From People of Colonial Albany
Jacob Cooper 485
Jump to navigation Jump to search
Jacob Cooper 485
(April 1726 – 1813)
Birth: April 1726, Albany, NY
Death: 1813
Parents: Obadiah Cooper 495
Cornelia Gardinier Cooper
Siblings: Anna Cooper Lansing (1714 – ?)
Jacob Cooper (April 1726 – 1813)
Elizabeth Cooper Lansing (August 1724 – 1783)
Abraham Cooper (February, 1728 – ?)
Obadiah Cooper (October 1720 – April 21, 1776)
Sara Cooper Van Benthuysen (October 1722 – ?)
Thomas Cooper (before 1718 – February 1801)
Partners: Josina Orchard Cooper 469
Children: Cornelia Cooper Hallenbeck (December 1748 – 23 February 1840)

Jacob Cooper was was born in April 1726. He was the son of Obadiah and Cornelia Gardinier Cooper. He grew up in a large family in the home of a soldier-turned-tailor on the Southside of Albany.

About 1747, he married Josina Orchard (Archer). By 1768, seven children had been christened at the Albany Dutch church where he was a regular baptism sponsor.

He was a baker who was appointed to service positions (constable and firemaster) beginning in 1748.[1] In 1763, his name appeared on a list of Albany freeholders. The next year, he witnessed the will of his Southside neighbor.

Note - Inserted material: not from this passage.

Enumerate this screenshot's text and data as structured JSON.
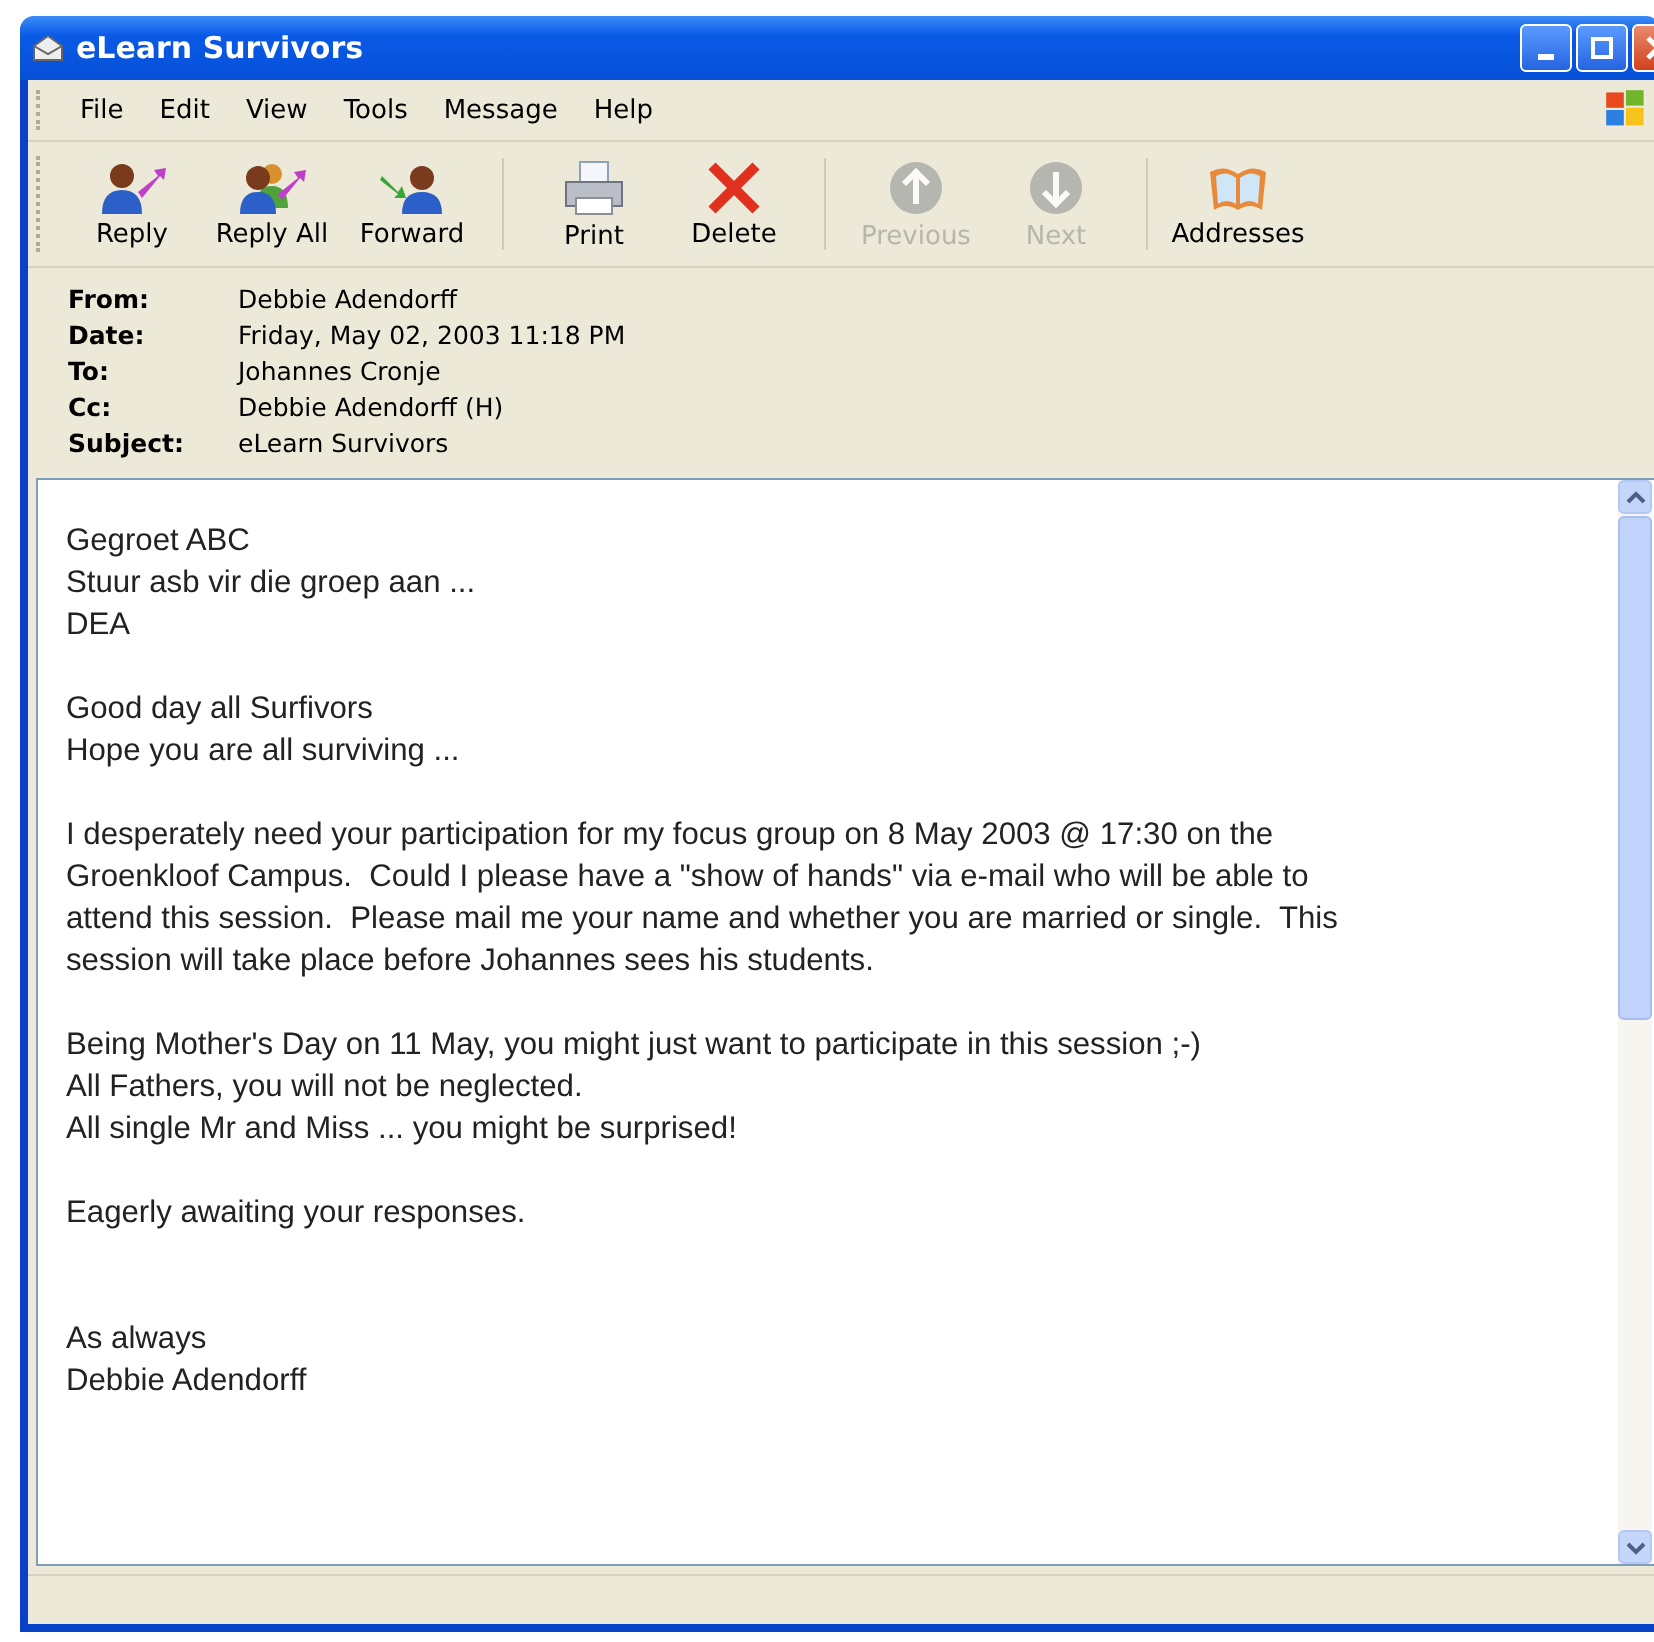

In 1767, his first ward property was valued on the city assessment roll.[2]

As early as 1766, he was leasing a farm located west of Albany.[3] At that time, he also was a member of a Rensselaerswyck militia company.

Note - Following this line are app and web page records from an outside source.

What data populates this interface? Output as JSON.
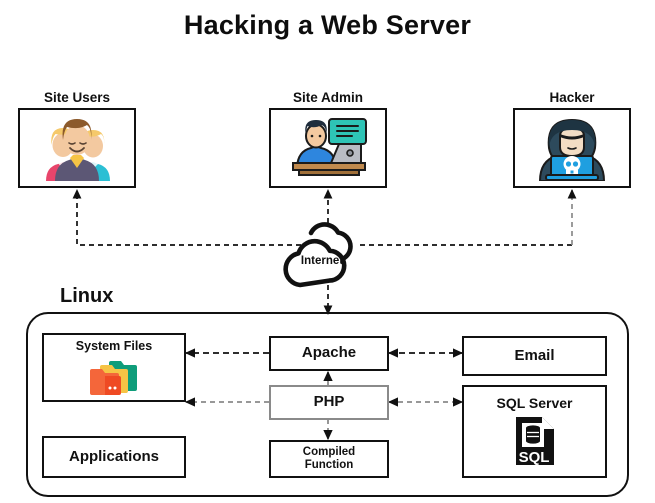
{
  "diagram": {
    "title": "Hacking a Web Server",
    "type": "network-security-diagram"
  },
  "actors": [
    {
      "id": "site-users",
      "label": "Site Users",
      "icon": "group-of-people-icon",
      "icon_colors": {
        "left": "#e8456b",
        "center": "#5c5775",
        "right": "#2bbfd4",
        "hair": "#f5c96b",
        "hair_center": "#8c5a2b",
        "skin": "#f3c9a0"
      }
    },
    {
      "id": "site-admin",
      "label": "Site Admin",
      "icon": "admin-at-desk-icon",
      "icon_colors": {
        "shirt": "#2e86de",
        "desk": "#c08a4e",
        "laptop": "#b9bcc4",
        "bubble": "#2ec4b6",
        "hair": "#1f2d3d"
      }
    },
    {
      "id": "hacker",
      "label": "Hacker",
      "icon": "hooded-hacker-icon",
      "icon_colors": {
        "hood": "#2d4a5c",
        "hood_dark": "#1e3442",
        "laptop": "#1f9fe0",
        "skull": "#ffffff",
        "skin": "#f3ddc4"
      }
    }
  ],
  "cloud": {
    "label": "Internet",
    "icon": "cloud-icon"
  },
  "linux": {
    "label": "Linux",
    "nodes": [
      {
        "id": "system-files",
        "label": "System Files",
        "icon": "folders-icon",
        "border": "#111111",
        "icon_colors": {
          "back": "#0f9d7a",
          "middle": "#f6c445",
          "front": "#f4663a",
          "front_dark": "#ef4a23"
        }
      },
      {
        "id": "applications",
        "label": "Applications",
        "icon": null,
        "border": "#111111"
      },
      {
        "id": "apache",
        "label": "Apache",
        "icon": null,
        "border": "#111111"
      },
      {
        "id": "php",
        "label": "PHP",
        "icon": null,
        "border": "#8a8a8a"
      },
      {
        "id": "compiled-function",
        "label": "Compiled\nFunction",
        "label_line1": "Compiled",
        "label_line2": "Function",
        "icon": null,
        "border": "#111111"
      },
      {
        "id": "email",
        "label": "Email",
        "icon": null,
        "border": "#111111"
      },
      {
        "id": "sql-server",
        "label": "SQL Server",
        "icon": "sql-database-file-icon",
        "border": "#111111",
        "icon_text": "SQL",
        "icon_colors": {
          "fill": "#111111",
          "text": "#ffffff"
        }
      }
    ]
  },
  "connections": [
    {
      "id": "internet-to-site-users",
      "from": "internet",
      "to": "site-users",
      "style": "dashed",
      "color": "#111111",
      "direction": "to-target"
    },
    {
      "id": "internet-to-site-admin",
      "from": "internet",
      "to": "site-admin",
      "style": "dashed",
      "color": "#111111",
      "direction": "to-target"
    },
    {
      "id": "internet-to-hacker",
      "from": "internet",
      "to": "hacker",
      "style": "dashed",
      "color": "#8a8a8a",
      "direction": "to-target"
    },
    {
      "id": "internet-to-linux",
      "from": "internet",
      "to": "linux",
      "style": "dashed",
      "color": "#111111",
      "direction": "to-target"
    },
    {
      "id": "apache-to-system-files",
      "from": "apache",
      "to": "system-files",
      "style": "dashed",
      "color": "#111111",
      "direction": "to-target"
    },
    {
      "id": "php-to-system-files",
      "from": "php",
      "to": "system-files",
      "style": "dashed",
      "color": "#8a8a8a",
      "direction": "to-target"
    },
    {
      "id": "apache-email",
      "from": "apache",
      "to": "email",
      "style": "dashed",
      "color": "#111111",
      "direction": "bidirectional"
    },
    {
      "id": "php-sql-server",
      "from": "php",
      "to": "sql-server",
      "style": "dashed",
      "color": "#8a8a8a",
      "direction": "bidirectional"
    },
    {
      "id": "php-to-apache",
      "from": "php",
      "to": "apache",
      "style": "dashed",
      "color": "#8a8a8a",
      "direction": "to-target"
    },
    {
      "id": "php-to-compiled-function",
      "from": "php",
      "to": "compiled-function",
      "style": "dashed",
      "color": "#8a8a8a",
      "direction": "to-target"
    }
  ],
  "colors": {
    "background": "#ffffff",
    "stroke": "#111111",
    "stroke_gray": "#8a8a8a",
    "text": "#111111"
  }
}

In his fifties at the outbreak of hostilities in 1775, traditional resources have called him actively "antiTory." Identified in 1780 as "of the Helderbergs," he thwarted thieves who attempted to rob his house. The Albany Board met at his house on at least one occasion. Later, he was granted a land bounty right in conjunction with the Third Regiment of the Albany County militia.

By the end of the war, he had re-located permanently to the Bethlehem/New Scotland property. In 1790, his household was configured on the Watervliet census.

Jacob Cooper lived until 1813. His will passed probate in June. He had lived more than eighty-seven years.

  1. The Albany City Council [ a roster of officeholders, 1686-1800 ]
  2. Upstate New York in the 1760s: Tax Lists and Selected Militia Rolls of Old Albany County, 1760-1768, compiled by Florence Christoph
  3. Buy High Point, Don’t Let It be Sold Out by John Wolcott